Task statement →
Show, from the records below, all lines that contain the word "What".

Material for the task →
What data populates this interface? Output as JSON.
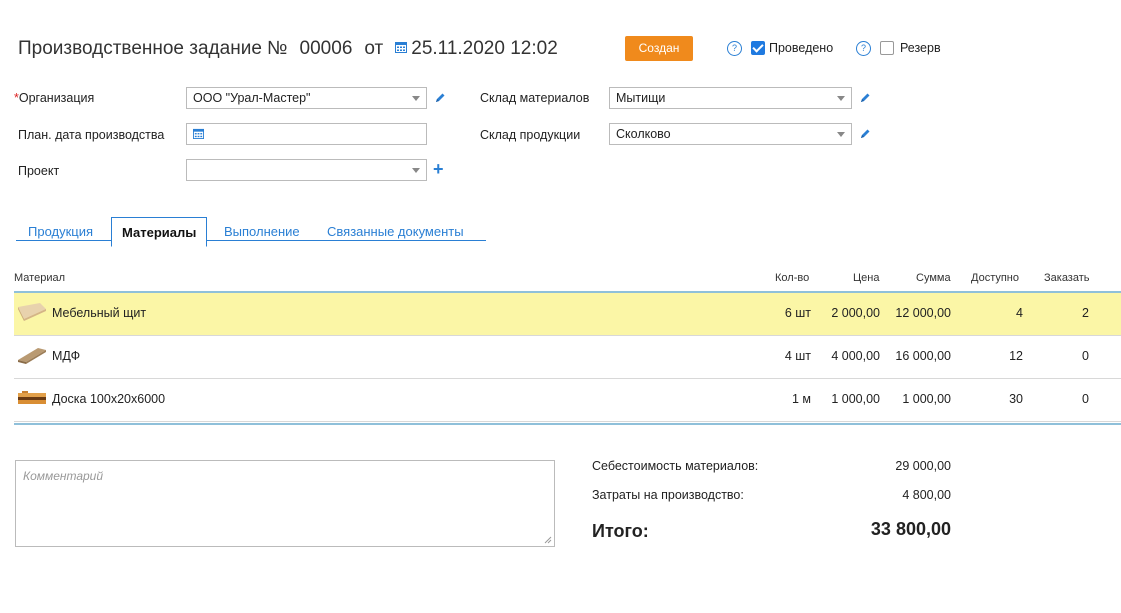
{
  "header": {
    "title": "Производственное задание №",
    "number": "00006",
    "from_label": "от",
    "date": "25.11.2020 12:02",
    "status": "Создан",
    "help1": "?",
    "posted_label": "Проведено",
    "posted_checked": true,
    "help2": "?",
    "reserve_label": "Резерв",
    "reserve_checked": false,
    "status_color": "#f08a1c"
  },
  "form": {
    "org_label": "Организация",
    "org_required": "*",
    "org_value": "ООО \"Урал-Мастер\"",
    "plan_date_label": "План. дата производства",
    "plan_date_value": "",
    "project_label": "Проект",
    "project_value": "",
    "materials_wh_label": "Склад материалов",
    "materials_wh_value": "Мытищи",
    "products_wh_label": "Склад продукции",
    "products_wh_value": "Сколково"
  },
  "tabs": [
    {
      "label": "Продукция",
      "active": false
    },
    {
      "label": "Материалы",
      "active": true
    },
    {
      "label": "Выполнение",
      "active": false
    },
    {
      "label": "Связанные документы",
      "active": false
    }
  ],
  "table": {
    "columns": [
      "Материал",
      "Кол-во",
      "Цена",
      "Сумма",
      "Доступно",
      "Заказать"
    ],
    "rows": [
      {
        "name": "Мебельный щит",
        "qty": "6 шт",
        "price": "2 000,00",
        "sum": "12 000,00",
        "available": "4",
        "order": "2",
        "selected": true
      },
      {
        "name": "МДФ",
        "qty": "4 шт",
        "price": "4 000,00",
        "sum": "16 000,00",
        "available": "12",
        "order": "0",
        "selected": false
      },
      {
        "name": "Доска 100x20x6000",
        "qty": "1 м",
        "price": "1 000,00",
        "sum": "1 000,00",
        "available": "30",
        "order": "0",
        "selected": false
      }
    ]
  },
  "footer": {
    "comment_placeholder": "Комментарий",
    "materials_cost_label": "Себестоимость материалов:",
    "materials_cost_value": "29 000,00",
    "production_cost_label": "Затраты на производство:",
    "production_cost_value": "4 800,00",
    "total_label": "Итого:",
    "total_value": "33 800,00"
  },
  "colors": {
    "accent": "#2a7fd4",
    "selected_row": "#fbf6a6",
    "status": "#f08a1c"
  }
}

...

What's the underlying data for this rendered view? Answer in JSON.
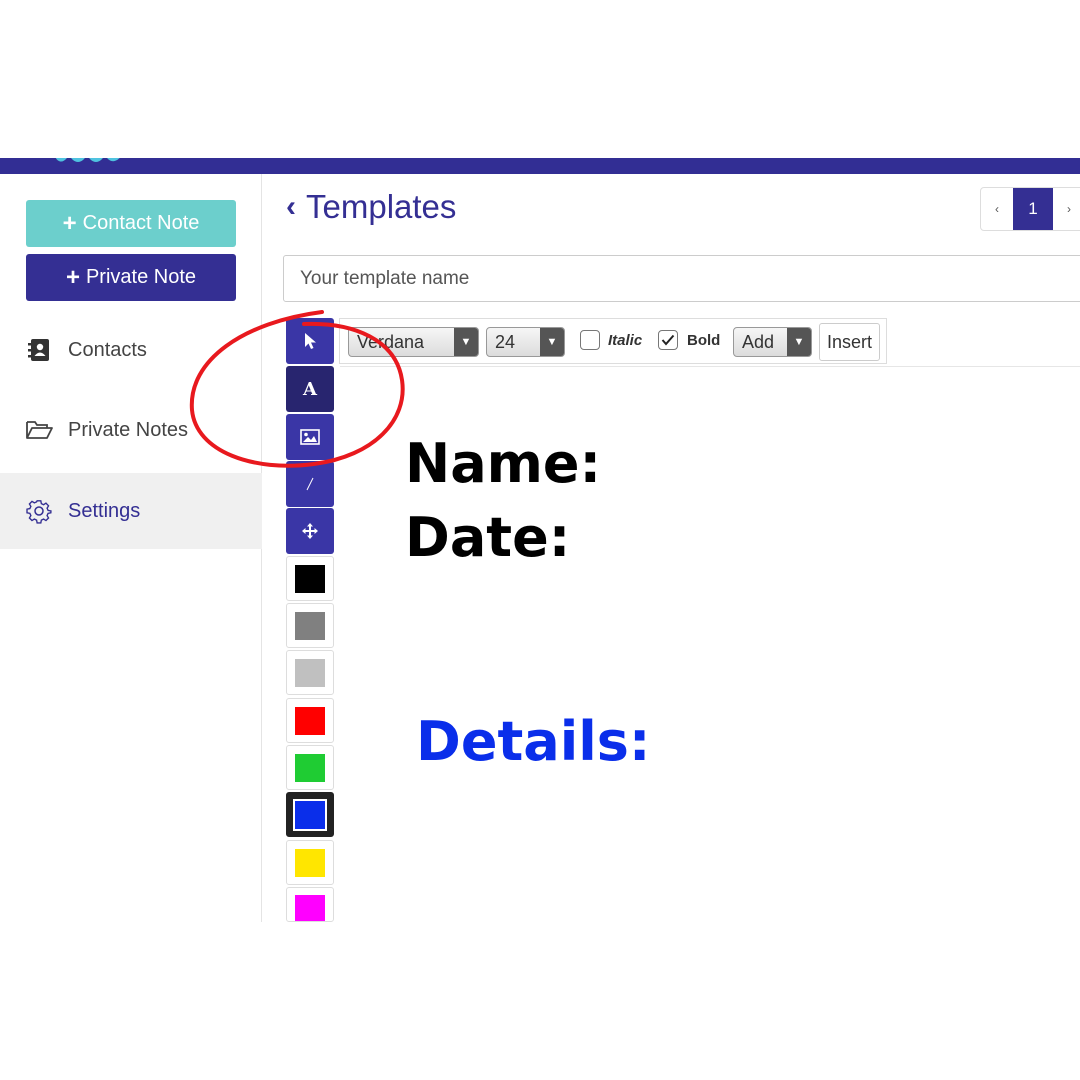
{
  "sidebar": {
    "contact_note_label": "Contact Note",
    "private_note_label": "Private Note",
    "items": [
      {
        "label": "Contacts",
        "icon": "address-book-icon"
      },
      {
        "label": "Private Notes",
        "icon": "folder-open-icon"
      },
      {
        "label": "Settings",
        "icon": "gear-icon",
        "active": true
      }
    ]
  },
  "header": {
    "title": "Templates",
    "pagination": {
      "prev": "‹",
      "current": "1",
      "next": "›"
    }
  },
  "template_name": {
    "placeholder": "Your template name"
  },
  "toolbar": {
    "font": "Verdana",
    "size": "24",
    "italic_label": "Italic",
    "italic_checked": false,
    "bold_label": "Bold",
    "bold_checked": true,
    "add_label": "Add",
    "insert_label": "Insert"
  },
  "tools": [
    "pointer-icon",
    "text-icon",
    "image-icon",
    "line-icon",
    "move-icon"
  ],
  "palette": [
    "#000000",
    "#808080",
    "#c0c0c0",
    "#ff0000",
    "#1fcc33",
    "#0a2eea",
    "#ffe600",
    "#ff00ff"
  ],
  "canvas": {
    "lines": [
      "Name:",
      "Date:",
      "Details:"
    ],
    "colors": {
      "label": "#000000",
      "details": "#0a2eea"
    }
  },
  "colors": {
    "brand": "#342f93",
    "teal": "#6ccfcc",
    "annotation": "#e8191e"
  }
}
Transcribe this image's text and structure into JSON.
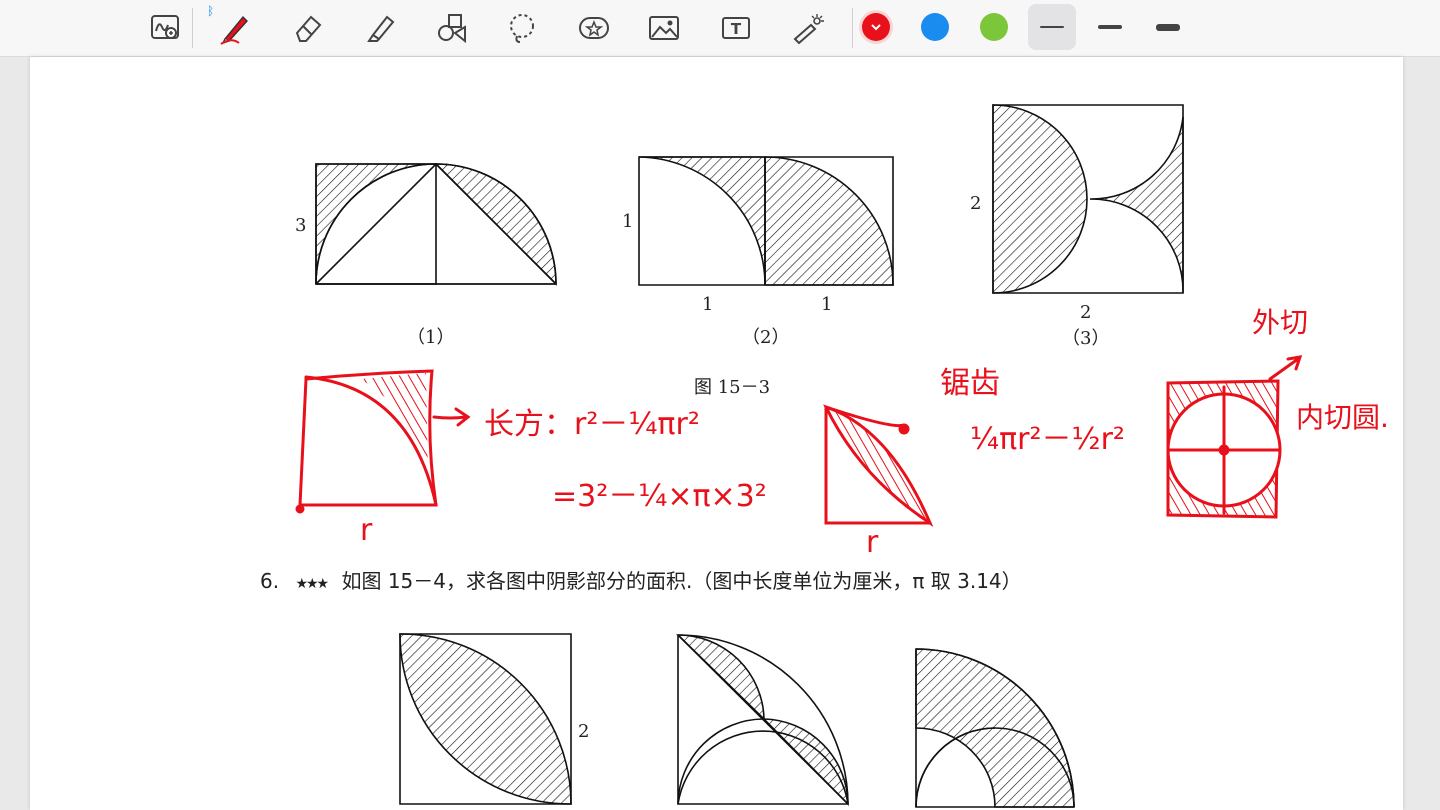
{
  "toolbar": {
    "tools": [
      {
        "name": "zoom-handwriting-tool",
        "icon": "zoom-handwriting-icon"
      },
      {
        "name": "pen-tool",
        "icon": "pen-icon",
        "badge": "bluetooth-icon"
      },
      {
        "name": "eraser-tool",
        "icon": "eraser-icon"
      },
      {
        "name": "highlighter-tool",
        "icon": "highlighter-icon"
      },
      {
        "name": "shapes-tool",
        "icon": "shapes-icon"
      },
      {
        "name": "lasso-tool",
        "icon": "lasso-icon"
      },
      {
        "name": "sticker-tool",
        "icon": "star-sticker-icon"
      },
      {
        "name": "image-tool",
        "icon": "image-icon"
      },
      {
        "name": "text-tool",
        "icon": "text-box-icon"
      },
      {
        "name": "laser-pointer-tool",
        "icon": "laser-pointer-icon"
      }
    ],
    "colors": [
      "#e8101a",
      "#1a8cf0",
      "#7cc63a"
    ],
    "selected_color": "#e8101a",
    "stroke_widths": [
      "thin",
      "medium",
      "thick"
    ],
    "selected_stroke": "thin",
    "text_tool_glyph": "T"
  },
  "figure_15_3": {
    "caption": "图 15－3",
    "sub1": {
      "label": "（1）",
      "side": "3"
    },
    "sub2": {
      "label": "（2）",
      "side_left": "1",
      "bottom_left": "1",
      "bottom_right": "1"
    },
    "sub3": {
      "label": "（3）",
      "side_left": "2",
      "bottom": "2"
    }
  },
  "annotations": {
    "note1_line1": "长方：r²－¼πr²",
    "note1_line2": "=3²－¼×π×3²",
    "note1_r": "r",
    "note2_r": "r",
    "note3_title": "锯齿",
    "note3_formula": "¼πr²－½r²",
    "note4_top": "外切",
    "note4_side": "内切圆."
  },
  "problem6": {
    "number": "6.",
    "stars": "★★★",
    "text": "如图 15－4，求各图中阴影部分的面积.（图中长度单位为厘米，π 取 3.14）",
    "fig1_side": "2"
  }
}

Answer to the problem →
What data populates this interface? Output as JSON.
What's the underlying data for this rendered view? Answer in JSON.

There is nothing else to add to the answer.